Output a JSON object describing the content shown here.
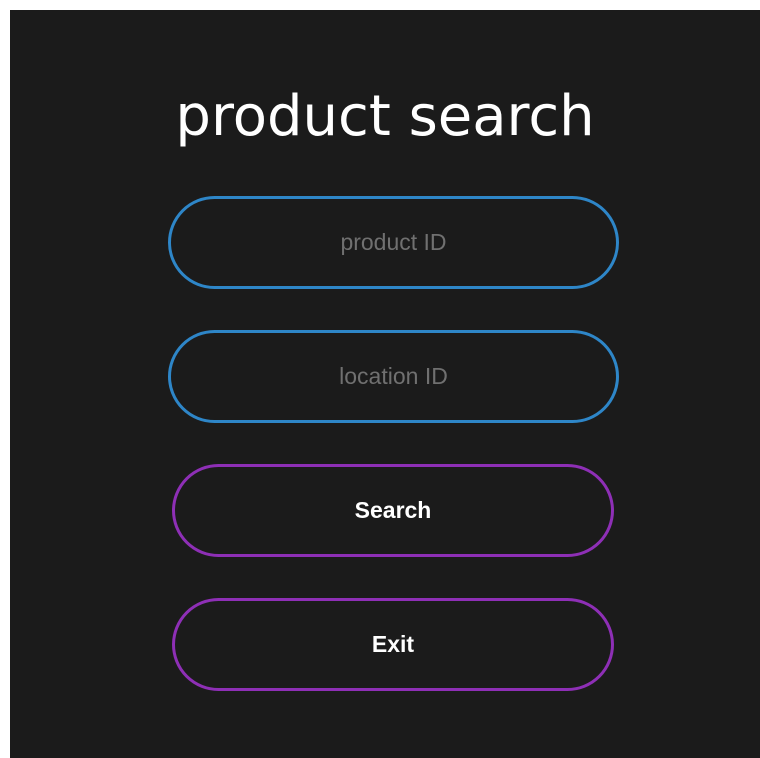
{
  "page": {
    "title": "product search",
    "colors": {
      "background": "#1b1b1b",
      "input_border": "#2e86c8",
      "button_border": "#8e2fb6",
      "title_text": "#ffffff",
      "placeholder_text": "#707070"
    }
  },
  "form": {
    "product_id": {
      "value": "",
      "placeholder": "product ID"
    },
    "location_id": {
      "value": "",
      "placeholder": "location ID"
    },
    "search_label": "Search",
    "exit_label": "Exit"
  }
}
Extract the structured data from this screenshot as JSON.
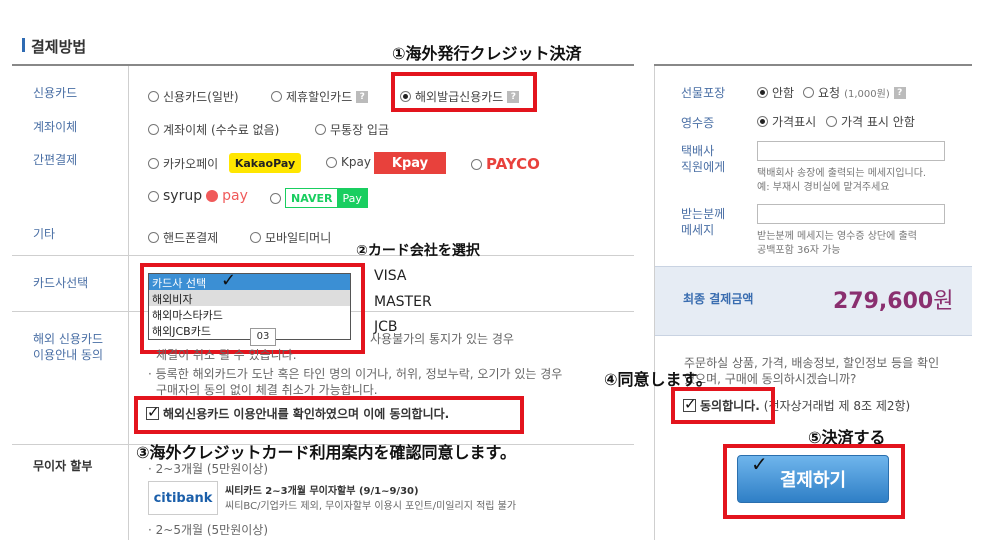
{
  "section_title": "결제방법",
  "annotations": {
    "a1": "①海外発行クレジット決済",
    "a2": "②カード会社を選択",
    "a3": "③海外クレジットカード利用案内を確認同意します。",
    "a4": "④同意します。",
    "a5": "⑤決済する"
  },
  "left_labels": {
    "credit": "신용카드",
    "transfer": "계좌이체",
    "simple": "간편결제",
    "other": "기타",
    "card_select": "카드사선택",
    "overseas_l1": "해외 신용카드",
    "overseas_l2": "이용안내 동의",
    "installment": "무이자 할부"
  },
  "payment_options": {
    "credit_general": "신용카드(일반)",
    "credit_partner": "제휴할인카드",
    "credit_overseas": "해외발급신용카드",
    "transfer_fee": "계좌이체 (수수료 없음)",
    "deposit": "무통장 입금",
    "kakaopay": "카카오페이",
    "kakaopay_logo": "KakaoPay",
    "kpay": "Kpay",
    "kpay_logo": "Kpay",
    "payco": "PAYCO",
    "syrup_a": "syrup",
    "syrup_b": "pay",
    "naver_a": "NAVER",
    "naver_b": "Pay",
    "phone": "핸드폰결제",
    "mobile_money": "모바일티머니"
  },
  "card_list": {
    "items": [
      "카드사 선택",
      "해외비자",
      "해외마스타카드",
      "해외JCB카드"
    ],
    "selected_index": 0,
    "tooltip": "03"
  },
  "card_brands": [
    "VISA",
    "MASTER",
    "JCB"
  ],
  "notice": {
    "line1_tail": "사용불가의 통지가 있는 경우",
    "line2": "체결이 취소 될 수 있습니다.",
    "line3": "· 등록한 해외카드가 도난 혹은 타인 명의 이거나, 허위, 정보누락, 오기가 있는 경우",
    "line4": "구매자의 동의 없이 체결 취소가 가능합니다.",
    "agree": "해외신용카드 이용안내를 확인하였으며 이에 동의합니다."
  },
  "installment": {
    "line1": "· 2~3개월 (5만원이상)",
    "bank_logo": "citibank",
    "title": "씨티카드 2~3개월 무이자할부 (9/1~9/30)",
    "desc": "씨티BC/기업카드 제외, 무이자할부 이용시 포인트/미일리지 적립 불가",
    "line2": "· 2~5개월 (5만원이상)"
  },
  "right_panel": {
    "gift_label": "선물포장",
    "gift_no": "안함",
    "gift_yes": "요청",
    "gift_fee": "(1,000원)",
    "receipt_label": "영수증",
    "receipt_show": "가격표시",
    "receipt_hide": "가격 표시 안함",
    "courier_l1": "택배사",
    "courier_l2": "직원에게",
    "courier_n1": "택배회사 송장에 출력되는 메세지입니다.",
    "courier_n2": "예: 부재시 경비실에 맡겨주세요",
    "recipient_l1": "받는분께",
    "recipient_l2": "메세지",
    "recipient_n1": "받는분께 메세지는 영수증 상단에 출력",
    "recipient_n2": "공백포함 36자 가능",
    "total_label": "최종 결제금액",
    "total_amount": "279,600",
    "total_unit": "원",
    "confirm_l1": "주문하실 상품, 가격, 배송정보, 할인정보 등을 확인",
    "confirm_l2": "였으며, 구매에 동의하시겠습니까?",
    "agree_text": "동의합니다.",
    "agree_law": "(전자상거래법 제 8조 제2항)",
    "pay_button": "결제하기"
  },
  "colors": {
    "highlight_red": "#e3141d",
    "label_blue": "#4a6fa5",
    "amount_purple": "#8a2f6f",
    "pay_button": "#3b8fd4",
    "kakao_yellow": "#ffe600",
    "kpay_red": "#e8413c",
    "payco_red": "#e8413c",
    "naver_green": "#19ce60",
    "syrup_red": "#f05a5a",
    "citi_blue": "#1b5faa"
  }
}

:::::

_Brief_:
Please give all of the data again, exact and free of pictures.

_Answer for the task_:
Output a JSON object describing the content shown here.
{
  "page": {
    "title": "product search",
    "colors": {
      "background": "#1b1b1b",
      "input_border": "#2e86c8",
      "button_border": "#8e2fb6",
      "title_text": "#ffffff",
      "placeholder_text": "#707070"
    }
  },
  "form": {
    "product_id": {
      "value": "",
      "placeholder": "product ID"
    },
    "location_id": {
      "value": "",
      "placeholder": "location ID"
    },
    "search_label": "Search",
    "exit_label": "Exit"
  }
}
Extract the structured data from this screenshot as JSON.
{
  "section_title": "결제방법",
  "annotations": {
    "a1": "①海外発行クレジット決済",
    "a2": "②カード会社を選択",
    "a3": "③海外クレジットカード利用案内を確認同意します。",
    "a4": "④同意します。",
    "a5": "⑤決済する"
  },
  "left_labels": {
    "credit": "신용카드",
    "transfer": "계좌이체",
    "simple": "간편결제",
    "other": "기타",
    "card_select": "카드사선택",
    "overseas_l1": "해외 신용카드",
    "overseas_l2": "이용안내 동의",
    "installment": "무이자 할부"
  },
  "payment_options": {
    "credit_general": "신용카드(일반)",
    "credit_partner": "제휴할인카드",
    "credit_overseas": "해외발급신용카드",
    "transfer_fee": "계좌이체 (수수료 없음)",
    "deposit": "무통장 입금",
    "kakaopay": "카카오페이",
    "kakaopay_logo": "KakaoPay",
    "kpay": "Kpay",
    "kpay_logo": "Kpay",
    "payco": "PAYCO",
    "syrup_a": "syrup",
    "syrup_b": "pay",
    "naver_a": "NAVER",
    "naver_b": "Pay",
    "phone": "핸드폰결제",
    "mobile_money": "모바일티머니"
  },
  "card_list": {
    "items": [
      "카드사 선택",
      "해외비자",
      "해외마스타카드",
      "해외JCB카드"
    ],
    "selected_index": 0,
    "tooltip": "03"
  },
  "card_brands": [
    "VISA",
    "MASTER",
    "JCB"
  ],
  "notice": {
    "line1_tail": "사용불가의 통지가 있는 경우",
    "line2": "체결이 취소 될 수 있습니다.",
    "line3": "· 등록한 해외카드가 도난 혹은 타인 명의 이거나, 허위, 정보누락, 오기가 있는 경우",
    "line4": "구매자의 동의 없이 체결 취소가 가능합니다.",
    "agree": "해외신용카드 이용안내를 확인하였으며 이에 동의합니다."
  },
  "installment": {
    "line1": "· 2~3개월 (5만원이상)",
    "bank_logo": "citibank",
    "title": "씨티카드 2~3개월 무이자할부 (9/1~9/30)",
    "desc": "씨티BC/기업카드 제외, 무이자할부 이용시 포인트/미일리지 적립 불가",
    "line2": "· 2~5개월 (5만원이상)"
  },
  "right_panel": {
    "gift_label": "선물포장",
    "gift_no": "안함",
    "gift_yes": "요청",
    "gift_fee": "(1,000원)",
    "receipt_label": "영수증",
    "receipt_show": "가격표시",
    "receipt_hide": "가격 표시 안함",
    "courier_l1": "택배사",
    "courier_l2": "직원에게",
    "courier_n1": "택배회사 송장에 출력되는 메세지입니다.",
    "courier_n2": "예: 부재시 경비실에 맡겨주세요",
    "recipient_l1": "받는분께",
    "recipient_l2": "메세지",
    "recipient_n1": "받는분께 메세지는 영수증 상단에 출력",
    "recipient_n2": "공백포함 36자 가능",
    "total_label": "최종 결제금액",
    "total_amount": "279,600",
    "total_unit": "원",
    "confirm_l1": "주문하실 상품, 가격, 배송정보, 할인정보 등을 확인",
    "confirm_l2": "였으며, 구매에 동의하시겠습니까?",
    "agree_text": "동의합니다.",
    "agree_law": "(전자상거래법 제 8조 제2항)",
    "pay_button": "결제하기"
  },
  "colors": {
    "highlight_red": "#e3141d",
    "label_blue": "#4a6fa5",
    "amount_purple": "#8a2f6f",
    "pay_button": "#3b8fd4",
    "kakao_yellow": "#ffe600",
    "kpay_red": "#e8413c",
    "payco_red": "#e8413c",
    "naver_green": "#19ce60",
    "syrup_red": "#f05a5a",
    "citi_blue": "#1b5faa"
  }
}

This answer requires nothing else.